Until next time, please hug your loved ones tight and hope for a swift end to this.

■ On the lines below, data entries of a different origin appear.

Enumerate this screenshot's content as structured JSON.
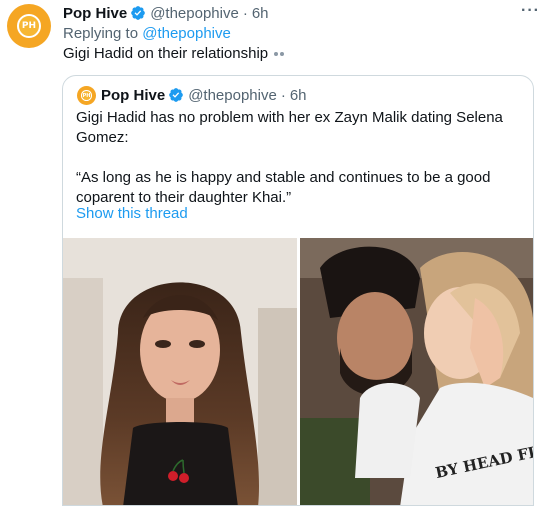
{
  "tweet": {
    "author_name": "Pop Hive",
    "handle": "@thepophive",
    "separator": "·",
    "time": "6h",
    "more_label": "···",
    "reply_prefix": "Replying to",
    "reply_handle": "@thepophive",
    "text": "Gigi Hadid on their relationship"
  },
  "quote": {
    "author_name": "Pop Hive",
    "handle": "@thepophive",
    "separator": "·",
    "time": "6h",
    "text_line1": "Gigi Hadid has no problem with her ex Zayn Malik dating Selena Gomez:",
    "text_line2": "“As long as he is happy and stable and continues to be a good coparent to their daughter Khai.”",
    "show_thread": "Show this thread"
  },
  "photos": {
    "right_shirt_text": "BY HEAD FIRE CO."
  },
  "colors": {
    "accent": "#1d9bf0",
    "muted": "#536471",
    "avatar": "#f5a623"
  },
  "icons": {
    "avatar": "pophive-logo",
    "verified": "verified-badge-icon",
    "more": "more-options-icon"
  }
}
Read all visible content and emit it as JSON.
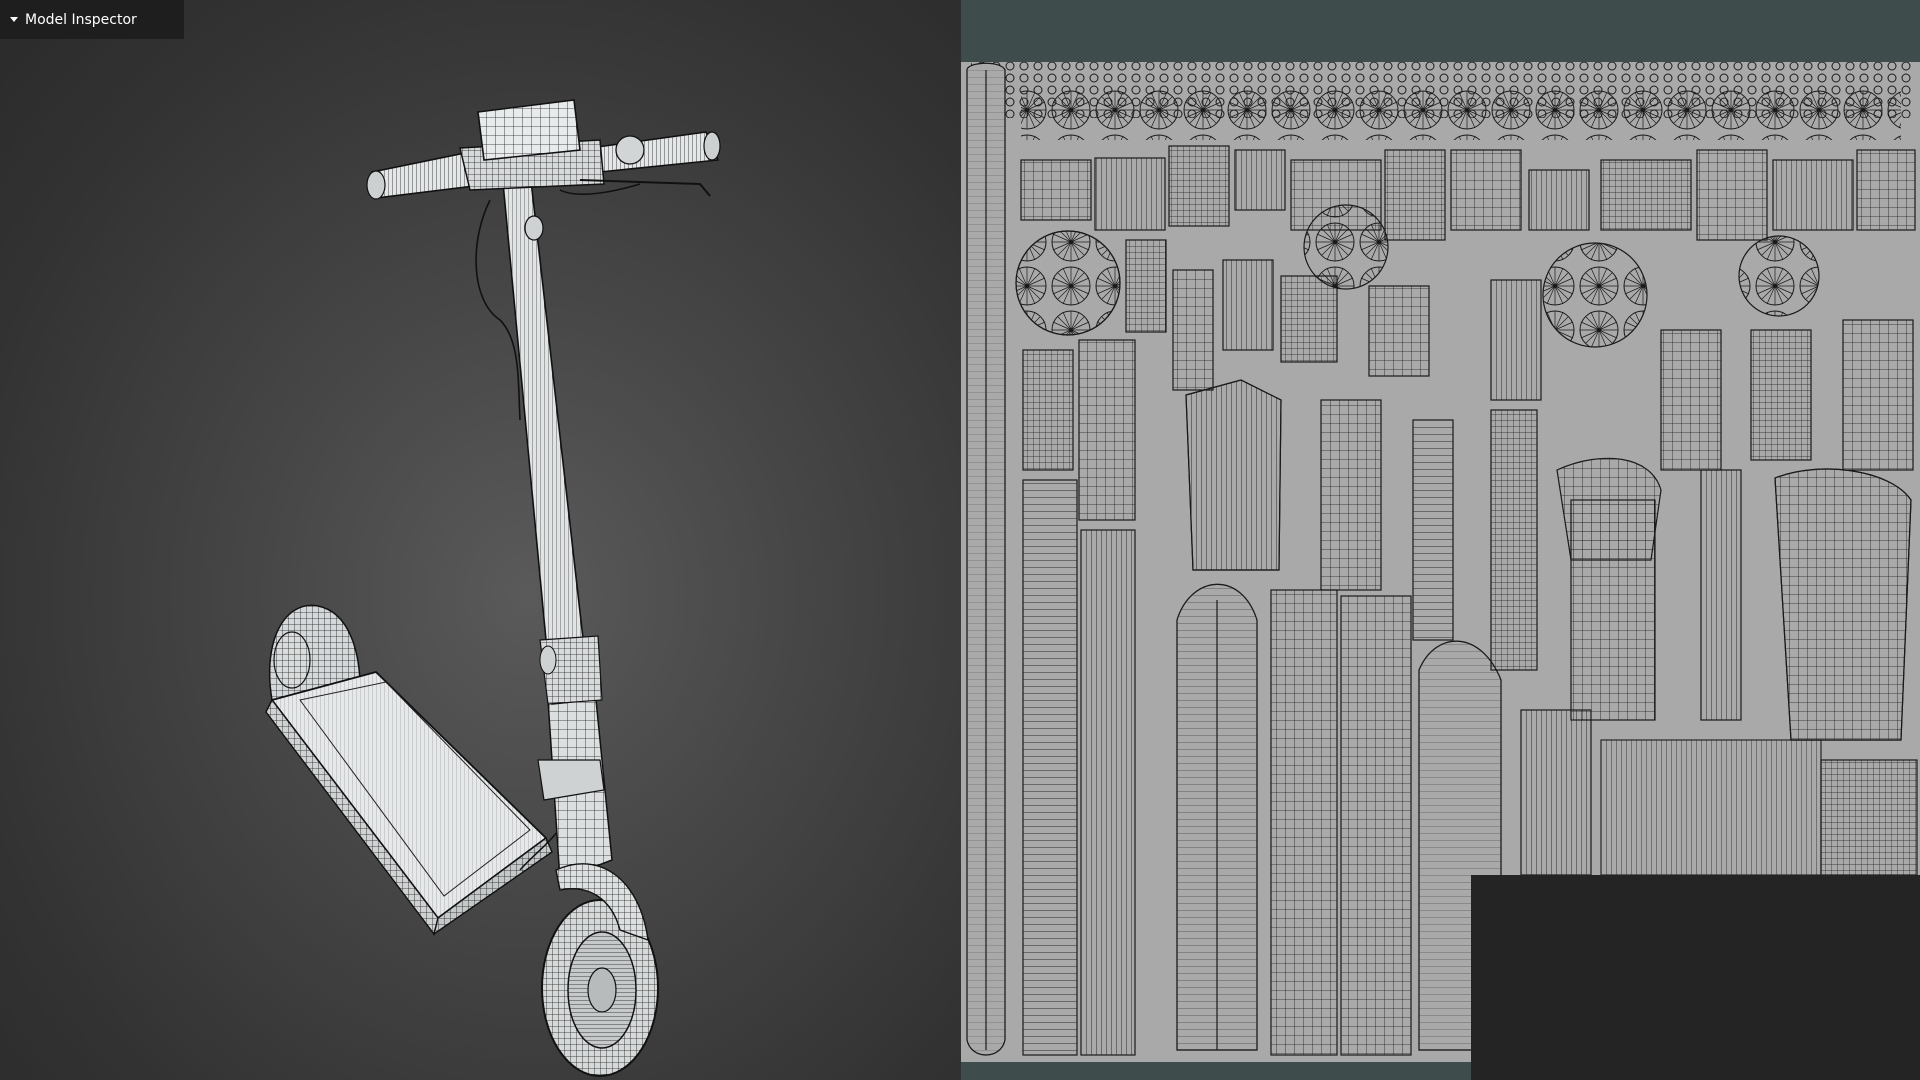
{
  "inspector": {
    "title": "Model Inspector",
    "toggle_icon": "triangle-down-icon"
  },
  "viewport": {
    "mode": "wireframe",
    "object": "electric-scooter"
  },
  "uv_editor": {
    "background_color": "#3f4c4c",
    "sheet_color": "#a9a9a9",
    "wire_color": "#1a1a1a"
  },
  "colors": {
    "viewport_center": "#5a5a5a",
    "viewport_edge": "#2a2a2a",
    "tab_bg": "#1e1e1e"
  }
}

The opinions expressed in this commentary are those of the author and may not necessarily reflect those held by Kestra Advisor Services Holdings C, Inc., d/b/a Kestra Holdings, and its subsidiaries, including, but not limited to, Kestra Advisory Services, LLC, Kestra Private Wealth Services, LLC, Kestra Investment Services, LLC, Kestra Investment Management, LLC, Bluespring Wealth Partners, LLC, and Grove Point Financial, LLC. The material is for informational purposes only. It represents an assessment of the market environment at a specific point in time and is not intended to be a forecast of future events, or a guarantee of future results. It is not guaranteed by any entity for accuracy, does not purport to be complete and is not intended to be used as a primary basis for investment decisions. It should also not be construed as advice meeting the particular investment needs of any investor. Neither the information presented nor any opinion expressed constitutes a solicitation for the purchase or sale of any security. This material was created to provide accurate and reliable information on the subjects covered but should not be regarded as a complete analysis of these subjects. It is not intended to provide specific legal, tax or other professional advice. The services of an appropriate professional should be sought regarding your individual situation. Kestra Advisor Services Holdings C, Inc., d/b/a Kestra Holdings, and its subsidiaries, including, but not limited to, Kestra Advisory Services, LLC, Kestra Private Wealth Services, LLC, Kestra Investment Services, LLC, Kestra Investment Management, LLC, Bluespring Wealth Partners, LLC, and Grove Point Financial, LLC does not offer tax or legal advice.